Extreme fuel shortages at thermal power stations in Punjab have tried to force power utility PSPCL to reduce power generation and implement rotational load shedding in several locations, prompting the state government to criticise the Centre for insufficient coal supply. Energy power stations are operating at reduced capacity due to a lack of coal, according to a Punjab State Power Corporation Limited official on Saturday.
With the state’s power situation deteriorating, power plants in the state have coal stocks of up to five days, according to a Punjab State Power Corporation Limited official.
“Plants are operating at a limited level,” the official explained, trying to add that they were not operating at full capacity in order to conserve coal.
Punjab Chief Minister Charanjit Singh Channi lashed out towards the Center located on Saturday, warning of an impending shutdown of the state’s thermal power plants due to rapidly depleting coal supplies in the coming days.

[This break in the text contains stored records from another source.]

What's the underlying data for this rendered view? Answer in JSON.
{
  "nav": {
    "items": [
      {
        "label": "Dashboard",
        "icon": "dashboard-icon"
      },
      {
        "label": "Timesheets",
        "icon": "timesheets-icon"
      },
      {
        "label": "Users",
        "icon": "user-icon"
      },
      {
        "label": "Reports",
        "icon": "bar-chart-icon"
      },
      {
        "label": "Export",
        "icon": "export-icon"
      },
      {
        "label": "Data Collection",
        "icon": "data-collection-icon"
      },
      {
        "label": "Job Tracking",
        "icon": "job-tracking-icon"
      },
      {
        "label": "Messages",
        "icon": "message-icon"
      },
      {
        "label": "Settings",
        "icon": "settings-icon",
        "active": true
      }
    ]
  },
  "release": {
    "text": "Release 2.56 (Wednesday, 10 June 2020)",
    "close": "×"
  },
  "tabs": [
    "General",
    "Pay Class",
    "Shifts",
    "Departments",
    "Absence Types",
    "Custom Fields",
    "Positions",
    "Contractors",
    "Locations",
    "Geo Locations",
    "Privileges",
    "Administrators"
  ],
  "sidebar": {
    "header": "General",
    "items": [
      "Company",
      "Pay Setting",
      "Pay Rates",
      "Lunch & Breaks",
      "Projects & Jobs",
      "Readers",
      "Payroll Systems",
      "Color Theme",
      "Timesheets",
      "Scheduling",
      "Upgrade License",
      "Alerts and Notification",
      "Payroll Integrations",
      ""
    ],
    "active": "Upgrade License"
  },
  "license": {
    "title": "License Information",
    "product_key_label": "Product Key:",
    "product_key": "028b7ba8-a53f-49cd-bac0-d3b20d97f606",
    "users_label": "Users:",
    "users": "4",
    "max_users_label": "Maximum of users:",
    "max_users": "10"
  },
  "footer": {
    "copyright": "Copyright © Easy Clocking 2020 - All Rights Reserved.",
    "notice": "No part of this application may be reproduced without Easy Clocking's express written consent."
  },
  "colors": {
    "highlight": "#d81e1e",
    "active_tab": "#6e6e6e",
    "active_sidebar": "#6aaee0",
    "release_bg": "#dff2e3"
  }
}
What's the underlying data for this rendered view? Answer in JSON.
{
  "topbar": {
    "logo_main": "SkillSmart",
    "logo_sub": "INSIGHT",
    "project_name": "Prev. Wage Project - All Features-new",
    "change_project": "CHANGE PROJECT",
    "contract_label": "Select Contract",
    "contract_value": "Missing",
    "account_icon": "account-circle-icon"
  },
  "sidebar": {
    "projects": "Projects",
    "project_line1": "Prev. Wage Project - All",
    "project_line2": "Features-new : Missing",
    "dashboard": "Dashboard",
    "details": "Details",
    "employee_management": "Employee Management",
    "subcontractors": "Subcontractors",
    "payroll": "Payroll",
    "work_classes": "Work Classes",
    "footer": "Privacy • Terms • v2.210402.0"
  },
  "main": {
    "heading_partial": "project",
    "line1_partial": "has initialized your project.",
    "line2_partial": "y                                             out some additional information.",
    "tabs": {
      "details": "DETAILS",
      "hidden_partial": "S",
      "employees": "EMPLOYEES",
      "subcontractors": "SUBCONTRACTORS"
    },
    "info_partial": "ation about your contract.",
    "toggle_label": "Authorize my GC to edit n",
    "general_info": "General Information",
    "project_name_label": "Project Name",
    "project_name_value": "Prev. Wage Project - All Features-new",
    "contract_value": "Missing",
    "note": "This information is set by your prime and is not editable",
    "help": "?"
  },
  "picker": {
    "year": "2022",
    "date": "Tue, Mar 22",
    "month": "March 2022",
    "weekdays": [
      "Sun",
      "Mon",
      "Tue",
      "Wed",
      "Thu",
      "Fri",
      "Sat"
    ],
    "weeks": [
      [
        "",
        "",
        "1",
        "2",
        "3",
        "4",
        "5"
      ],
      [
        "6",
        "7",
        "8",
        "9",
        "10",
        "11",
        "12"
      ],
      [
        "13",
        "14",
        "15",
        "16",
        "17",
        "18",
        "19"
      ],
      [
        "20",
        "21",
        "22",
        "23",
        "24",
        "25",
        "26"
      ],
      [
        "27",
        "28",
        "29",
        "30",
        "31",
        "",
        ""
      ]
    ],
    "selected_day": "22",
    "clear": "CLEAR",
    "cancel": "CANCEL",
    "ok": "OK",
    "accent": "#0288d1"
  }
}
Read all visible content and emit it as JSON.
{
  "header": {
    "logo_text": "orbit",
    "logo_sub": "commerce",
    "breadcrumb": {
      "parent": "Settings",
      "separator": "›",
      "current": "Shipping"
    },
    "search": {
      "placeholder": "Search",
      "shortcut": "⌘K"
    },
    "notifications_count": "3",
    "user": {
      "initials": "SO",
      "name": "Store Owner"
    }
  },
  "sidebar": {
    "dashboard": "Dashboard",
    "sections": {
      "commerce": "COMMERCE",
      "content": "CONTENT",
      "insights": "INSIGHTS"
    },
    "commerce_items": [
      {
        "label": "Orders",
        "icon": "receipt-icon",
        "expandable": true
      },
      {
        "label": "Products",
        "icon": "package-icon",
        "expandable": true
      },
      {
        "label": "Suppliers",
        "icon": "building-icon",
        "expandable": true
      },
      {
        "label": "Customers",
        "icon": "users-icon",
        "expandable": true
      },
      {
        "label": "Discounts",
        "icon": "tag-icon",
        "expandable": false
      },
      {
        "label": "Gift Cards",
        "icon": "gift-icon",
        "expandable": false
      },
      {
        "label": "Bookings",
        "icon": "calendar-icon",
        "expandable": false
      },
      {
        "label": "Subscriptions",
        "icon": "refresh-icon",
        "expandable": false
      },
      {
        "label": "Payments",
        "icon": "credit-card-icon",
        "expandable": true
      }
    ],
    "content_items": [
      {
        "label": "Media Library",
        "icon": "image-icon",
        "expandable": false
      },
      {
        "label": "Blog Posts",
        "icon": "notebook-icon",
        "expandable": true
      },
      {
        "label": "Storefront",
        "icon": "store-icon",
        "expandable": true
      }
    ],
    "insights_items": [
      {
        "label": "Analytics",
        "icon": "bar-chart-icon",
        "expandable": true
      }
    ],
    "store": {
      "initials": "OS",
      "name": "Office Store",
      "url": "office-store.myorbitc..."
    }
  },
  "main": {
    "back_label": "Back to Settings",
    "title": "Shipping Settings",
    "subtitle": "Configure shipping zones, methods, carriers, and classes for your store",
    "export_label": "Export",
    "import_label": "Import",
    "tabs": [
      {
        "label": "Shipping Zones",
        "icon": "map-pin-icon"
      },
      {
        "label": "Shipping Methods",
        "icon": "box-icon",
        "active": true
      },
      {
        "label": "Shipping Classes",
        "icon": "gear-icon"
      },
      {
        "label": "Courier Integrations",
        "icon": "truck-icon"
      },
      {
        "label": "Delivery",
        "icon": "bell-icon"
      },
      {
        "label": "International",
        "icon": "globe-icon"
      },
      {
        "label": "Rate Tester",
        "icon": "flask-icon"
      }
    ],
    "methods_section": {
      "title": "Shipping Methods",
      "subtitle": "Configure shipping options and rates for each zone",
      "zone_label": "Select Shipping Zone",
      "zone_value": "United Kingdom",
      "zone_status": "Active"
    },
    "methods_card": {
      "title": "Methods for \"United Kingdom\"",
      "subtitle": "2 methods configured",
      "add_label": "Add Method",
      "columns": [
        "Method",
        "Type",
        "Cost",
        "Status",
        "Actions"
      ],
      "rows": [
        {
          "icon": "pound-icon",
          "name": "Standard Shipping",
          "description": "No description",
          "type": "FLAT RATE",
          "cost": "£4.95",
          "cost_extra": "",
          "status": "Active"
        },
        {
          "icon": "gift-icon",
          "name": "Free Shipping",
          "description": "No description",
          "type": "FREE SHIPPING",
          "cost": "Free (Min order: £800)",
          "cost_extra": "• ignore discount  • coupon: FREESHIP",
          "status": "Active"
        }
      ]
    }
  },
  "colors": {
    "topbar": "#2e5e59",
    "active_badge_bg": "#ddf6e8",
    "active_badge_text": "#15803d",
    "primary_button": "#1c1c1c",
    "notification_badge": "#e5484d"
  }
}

He claimed that despite agreements with various subsidiaries of Coal India Ltd, Punjab was not receiving adequate coal supply and urged the central government to instantly assure people the state’s quote of coal to tide over the power crisis.
Currently, the state’s power demand is around 9,000 MW.
Officials say that, in addition to the agricultural sector’s demand for power, the state’s power needs are being exacerbated by high air temperatures.
Despite PSPCL officials’ claims of minimal load shedding, there were reports of power outages lasting 2 to 3 hours in many parts of the state.
In a review of the state’s power situation amid a coal supply shortage, the Chief Minister stated that all power stations are unable to generate power at maximum capacity due to inadequate coal receipt.
He did, moreover, reaffirm his government’s firm commitment to delivering authority for irrigated agriculture of paddy crop where needed at the tail end of crop production.
As per Central Electricity Authority regulations, power stations situated more than 1,000 kilometres from such a coal mine should also have a required fuel supplies of up to 30 days, but this level of stock is not preserved by the state’s power plants.
As per the official, power plants received some coal supply on Friday to run their operations.
As a result of lower power generation, the PSPCL is purchasing power through the transmission network, but it costs more than ten cents per unit, which is really expensive, according to the official.
Mr Venu Prasad stated that he has written to the Centre in order to increase the state’s coal supply.